Two dogs being given water

It’s tempting to bring Fido with you everywhere you go, especially during the summertime. The gray days of winter are over and everything is green, vibrant, and ready for adventure. But here in Indiana, our sticky summer days can soar to 80° Fahrenheit or higher—which feels a lot hotter when you factor in the humidity. 

On an 85-degree day, the temperature inside a car will rise to about 102 degrees within 10 minutes, even with the windows cracked. After 30 minutes, the air inside the car can hit 120 degrees Fahrenheit. According to the American Veterinary Medical Association (AVMA), hundreds of pets die in hot cars every year.  

Summer safety for pets is one of the most important things we advocate for at the Dupont Veterinary Clinic. Here are 3 tips to help you prevent heatstroke in pets

3 Summer Safety Tips for Pets

1. Heatstroke Prevention in Pets: If in Doubt, Leave Fido at Home

If you’re running an errand like heading to the store or picking your kids up from camp, leave your pet at home. There’s no reason for her to come with you. If you’re headed to the dog park or on a hike with your pup, you’ll obviously want to bring Fido. That brings us to Tip #2.

2. Plan Ahead to Avoid Pet Dehydration

You can totally bring your pup with you on a hike or outing to a dog-friendly space. But don’t plan on doing any other errands that your pet can’t get out and join you for. 

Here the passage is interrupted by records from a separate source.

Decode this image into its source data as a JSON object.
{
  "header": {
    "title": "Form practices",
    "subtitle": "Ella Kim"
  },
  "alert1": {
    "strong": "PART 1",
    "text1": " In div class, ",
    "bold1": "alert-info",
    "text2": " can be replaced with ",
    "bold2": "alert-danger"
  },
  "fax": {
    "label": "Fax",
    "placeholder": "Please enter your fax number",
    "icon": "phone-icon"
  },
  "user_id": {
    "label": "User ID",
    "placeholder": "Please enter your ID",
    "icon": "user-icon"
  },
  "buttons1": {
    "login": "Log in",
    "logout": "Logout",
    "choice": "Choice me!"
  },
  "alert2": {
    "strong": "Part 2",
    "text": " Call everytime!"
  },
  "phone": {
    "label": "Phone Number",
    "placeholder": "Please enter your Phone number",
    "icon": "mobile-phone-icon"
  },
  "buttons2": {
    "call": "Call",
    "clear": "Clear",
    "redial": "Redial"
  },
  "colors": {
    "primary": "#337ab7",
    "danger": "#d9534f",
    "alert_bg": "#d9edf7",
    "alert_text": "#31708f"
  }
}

Plan out ways to help keep your pet hydrated and cool. Pack a cooler with ice, water, and treats for your pet. Bring a travel bowl for your furry friend to drink out of. When you go into the dog park or head out on a hike, bring enough water for you and your dog—and remember that travel bowl, too. 

Consider investing in a cooling vest, wrap, or bandana for your dog if you routinely spend time outside with them in the summer. 

3. Prepare for Emergencies 

What would you do if the power in your home went out, your air conditioning broke, or your pet started showing signs of heatstroke? 

Prepare ahead of time for these emergencies. Buy a cooling vest for each pet and stash the vests in the freezer. You can pop them on your pets if the AC stops working. 

Keep a stash of water bottles in the fridge that you don’t touch unless there’s an emergency. This will mean having cold water for you and your pet to drink if the power goes out. 

If Fido or Kitty starts showing signs of heatstroke, you’ll want to have an emergency plan in place. Signs of heat sickness include heavy and rapid panting, vomiting, lethargy, and excessive drooling. You should: 

  1. Move your pet to a cool or shady place immediately
  2. Pour cool—not cold—water over your pet’s body
  3. Place rags soaked in cool water on your pup’s paws, head, and belly
  4. Fan your pet with your hands, a magazine, or a book
  5. Seek emergency veterinary care

Offer your pet cool water on the way to the vet. Some pets will need IV fluids, oxygen therapy, and sedation to help them recover from heatstroke. Others may seem fine after they cool down, but it’s important to bring them to the vet anyway. Dehydration, heat exhaustion, and heatstroke can damage your pet’s organs and cause secondary complications. 

You can bring your pet into Dupont Veterinary Clinic for emergency care anytime during our office hours. Our ICU equipment and specialized suites help us give your pet the care he needs. If your pet experiences dehydration, heat exhaustion, or heatstroke outside of our office hours, take her to the nearest 24-hour veterinary hospital. 

Beat the Heat 

Our veterinary team will always be here if you need us, but we hope your pet can avoid heatstroke altogether this summer. Keep your pet out of the car, make sure you bring lots of cold water with you when you go hiking or camping, and get those emergency plans in place. 

Contact our team to learn more summer safety tips for pets!